Ear, Nose & Throat - Otolaryngology

ear, nose & throat - otolaryngology

Sleep-disordered Breathing

Sleep-disordered breathing is a recognized health-risk that effects up to five percent of the male and three percent of the female population in the United States. If left untreated, sleep-disordered breathing results in higher rates of cardiovascular morbidity and mortality, increased numbers of automobile accidents, and reduced quality of life. Since sleep-disordered breathing becomes more common with increasing age and weight, the prevalence of the disorder is expected to increase in the United States as the population becomes older and more overweight.Although milder forms of sleep-disordered breathing such as snoring and upper airway resistance syndrome do not have the same health consequences as obstructive sleep apnea syndrome, these milder disorders affect up to 30 percent of the adult population and often result in reduced quality of sleep for sufferers and their bed partners. Since snoring is often the first and foremost sign of sleep-disordered breathing, ENT surgeons are often the first specialists consulted for management of the disorder

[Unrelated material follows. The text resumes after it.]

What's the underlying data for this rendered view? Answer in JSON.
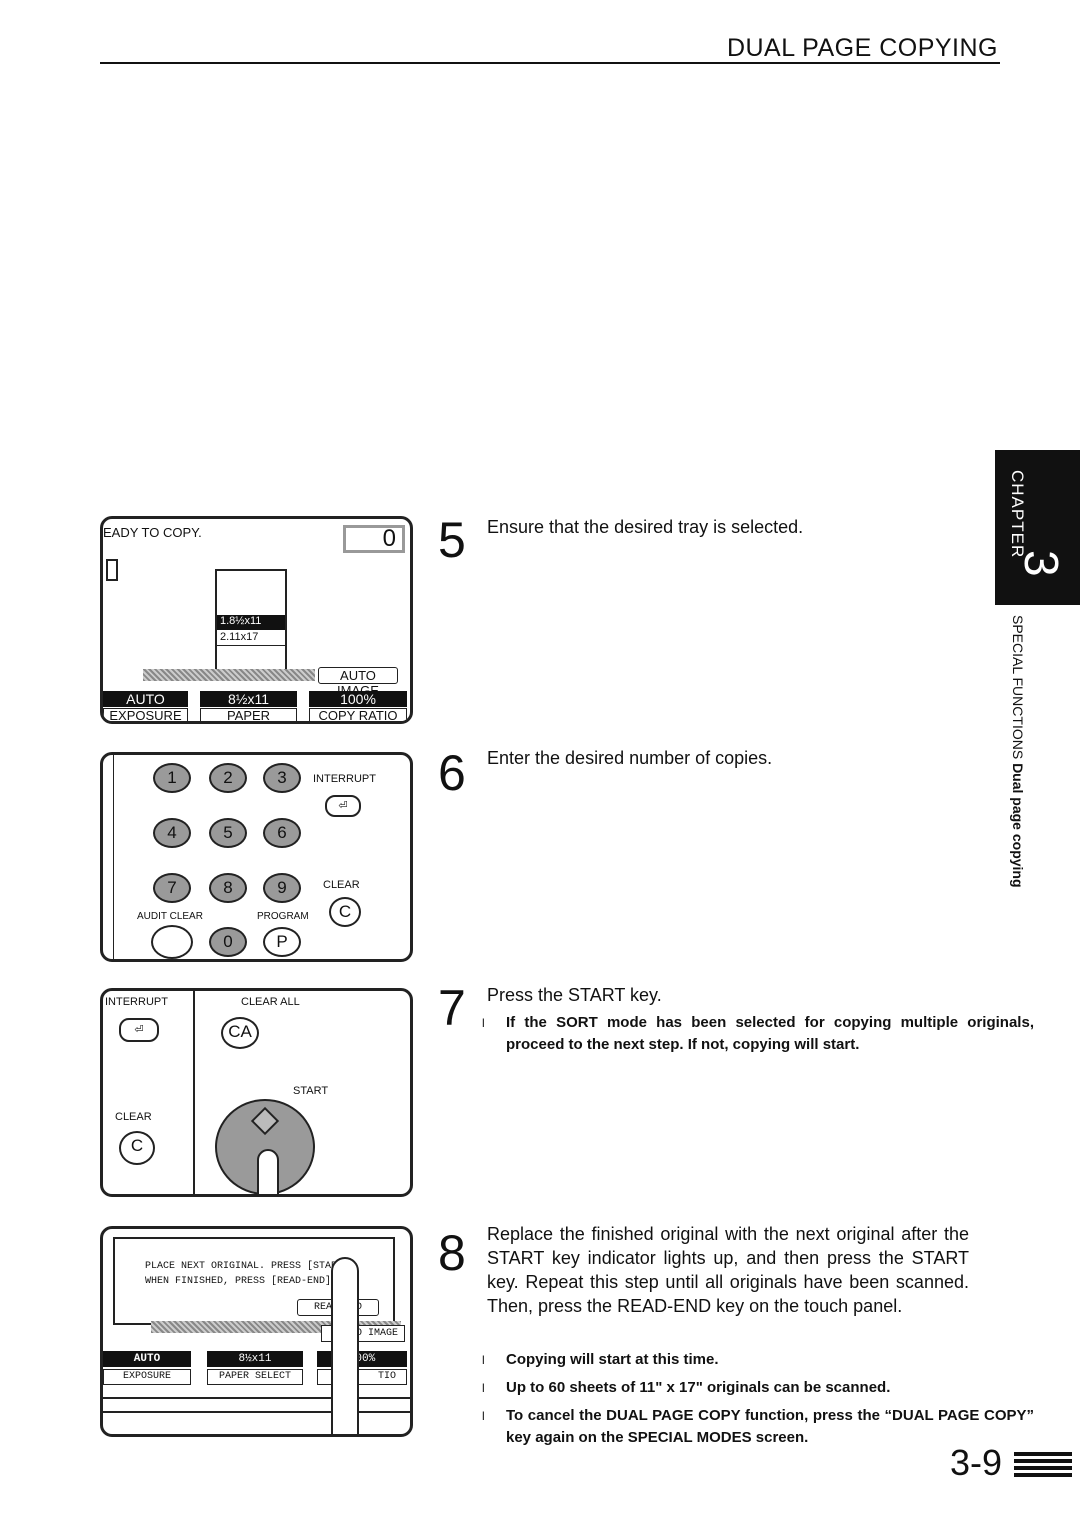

© Medical University of South Carolina | 171 Ashley Avenue, Charleston, SC 29425